Thus, while we understand the need to assure protection against losses suffered by victims of a data breach, we hope you will modify your initiative to diminish the risks of statutory damages for businesses that are also victims of criminal activity despite their having implemented reasonable security. In particular, we believe it makes good sense to recognize a safe harbor whereby companies can implement and attest to compliance with specific, reasonable technical and organizational standards (perhaps like those highlighted by then-Attorney General Kamala Harris in 2016). Such companies would be presumed compliant unless plaintiffs can plausibly allege that a data security incident resulted from an overall information security program that, contrary to their commitment to the safe harbor, was unreasonably designed or unreasonably implemented. Again, as the Eighth Circuit—and the Federal Trade Commission—has stressed, cybersecurity incidents can happen despite a reasonable program, or even a particularly strong one.
We also ask you to consider whether the statutory damages your initiative would authorize will incentivize appropriate investment in data security, or simply encourage large settlements that may not correspond to customer injury, programmatic negligence, or commensurate fault.
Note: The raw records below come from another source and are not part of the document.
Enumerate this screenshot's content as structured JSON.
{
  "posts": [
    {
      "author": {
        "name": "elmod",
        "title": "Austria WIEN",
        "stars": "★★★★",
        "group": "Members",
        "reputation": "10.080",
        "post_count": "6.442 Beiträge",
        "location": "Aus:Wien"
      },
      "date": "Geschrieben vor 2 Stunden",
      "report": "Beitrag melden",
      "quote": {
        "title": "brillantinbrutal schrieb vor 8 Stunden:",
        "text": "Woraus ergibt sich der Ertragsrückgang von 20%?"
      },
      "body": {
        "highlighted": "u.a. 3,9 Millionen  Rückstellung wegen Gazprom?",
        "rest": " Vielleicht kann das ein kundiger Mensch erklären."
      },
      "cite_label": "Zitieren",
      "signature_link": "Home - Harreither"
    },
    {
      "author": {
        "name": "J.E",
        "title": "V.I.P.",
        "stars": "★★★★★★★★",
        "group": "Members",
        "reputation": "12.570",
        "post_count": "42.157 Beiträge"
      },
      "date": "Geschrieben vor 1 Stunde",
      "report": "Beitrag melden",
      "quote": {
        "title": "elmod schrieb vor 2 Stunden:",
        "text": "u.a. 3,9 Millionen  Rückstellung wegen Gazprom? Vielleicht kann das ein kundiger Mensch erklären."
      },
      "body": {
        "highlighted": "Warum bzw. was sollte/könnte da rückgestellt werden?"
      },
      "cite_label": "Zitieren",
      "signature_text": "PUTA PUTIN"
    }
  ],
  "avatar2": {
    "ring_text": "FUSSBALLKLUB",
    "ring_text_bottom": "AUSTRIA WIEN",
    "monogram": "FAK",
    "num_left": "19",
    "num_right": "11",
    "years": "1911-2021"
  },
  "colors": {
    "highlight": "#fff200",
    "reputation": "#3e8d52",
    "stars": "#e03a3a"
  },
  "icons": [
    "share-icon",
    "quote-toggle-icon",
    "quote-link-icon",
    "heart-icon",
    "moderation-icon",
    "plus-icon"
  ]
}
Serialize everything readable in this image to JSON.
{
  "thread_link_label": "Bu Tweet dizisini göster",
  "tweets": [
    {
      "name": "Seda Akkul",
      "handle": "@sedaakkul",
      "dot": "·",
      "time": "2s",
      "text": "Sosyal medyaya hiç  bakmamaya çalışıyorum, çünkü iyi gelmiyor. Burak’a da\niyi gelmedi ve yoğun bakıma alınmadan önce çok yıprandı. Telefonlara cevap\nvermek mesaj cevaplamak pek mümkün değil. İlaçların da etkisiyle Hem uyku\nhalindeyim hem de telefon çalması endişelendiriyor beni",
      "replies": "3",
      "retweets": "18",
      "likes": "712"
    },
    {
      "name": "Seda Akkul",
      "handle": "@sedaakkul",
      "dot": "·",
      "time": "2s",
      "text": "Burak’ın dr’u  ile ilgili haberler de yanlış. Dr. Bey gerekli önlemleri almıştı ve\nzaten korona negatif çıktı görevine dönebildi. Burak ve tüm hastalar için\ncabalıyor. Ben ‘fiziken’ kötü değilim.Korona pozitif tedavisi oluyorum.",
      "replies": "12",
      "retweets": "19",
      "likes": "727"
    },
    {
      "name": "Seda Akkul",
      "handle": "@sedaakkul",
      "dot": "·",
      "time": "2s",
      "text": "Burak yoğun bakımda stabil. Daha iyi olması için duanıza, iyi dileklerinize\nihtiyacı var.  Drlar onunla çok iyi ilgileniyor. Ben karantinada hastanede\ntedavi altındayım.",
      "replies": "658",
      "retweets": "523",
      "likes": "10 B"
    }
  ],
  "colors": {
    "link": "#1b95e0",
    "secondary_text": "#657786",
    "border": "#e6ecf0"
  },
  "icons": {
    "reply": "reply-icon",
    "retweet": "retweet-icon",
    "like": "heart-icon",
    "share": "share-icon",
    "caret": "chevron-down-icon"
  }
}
Similarly, we believe it would be appropriate to revisit the language of your recital regarding holding organizations accountable for data breaches. The fact of a breach should not alone establish liability but, rather, the failure to implement reasonable security that leads to a breach. The language of the recital is inconsistent with the language of the relevant substantive text.
On a more granular level, we call your attention to the “employee” carve-out you provide in your new initiative. Because of a double negative at the beginning and end of the subsection, we believe the exemption may not be effectuated as you likely intended unless the language is revised.
We also believe it would be beneficial to clarify that achieving an optimal balance for data privacy rights together with other rights and interests of society is “consistent with and [would] further the purpose and intent” of your initiative. Thus, the California legislature should be authorized to amend the Act in the overall best interests of the citizens of California even if it means modifying provisions where experience indicates that certain privacy protections are not working as intended or are impeding the best interests of the State’s citizens.
Finally, we note that, despite your efforts to limit your initiative’s extraterritorial effects by, e.g., exempting conduct that “takes place wholly outside California,” it is clear that the initiative will very substantially affect entities throughout the country. This is inevitable when a State with the size and reach of California regulates activity that crosses borders as porously as digital information. We nonetheless think it would be appropriate for you to take a second look at these extraterritorial effects – and, in particular, the interstate compliance burdens the initiative might place on entities that operate outside the State and have relatively little contact with its residents. Indeed, in such circumstances, the compliance costs and complexities faced by those entities would likely outstrip privacy benefits that accrue to California consumers.
Thank you for considering our views. If it would be of value to you, we would be pleased to engage further with you to address the issues we have raised.
Alan Charles Raul
Colleen T. Brown
Christopher C. Fonzone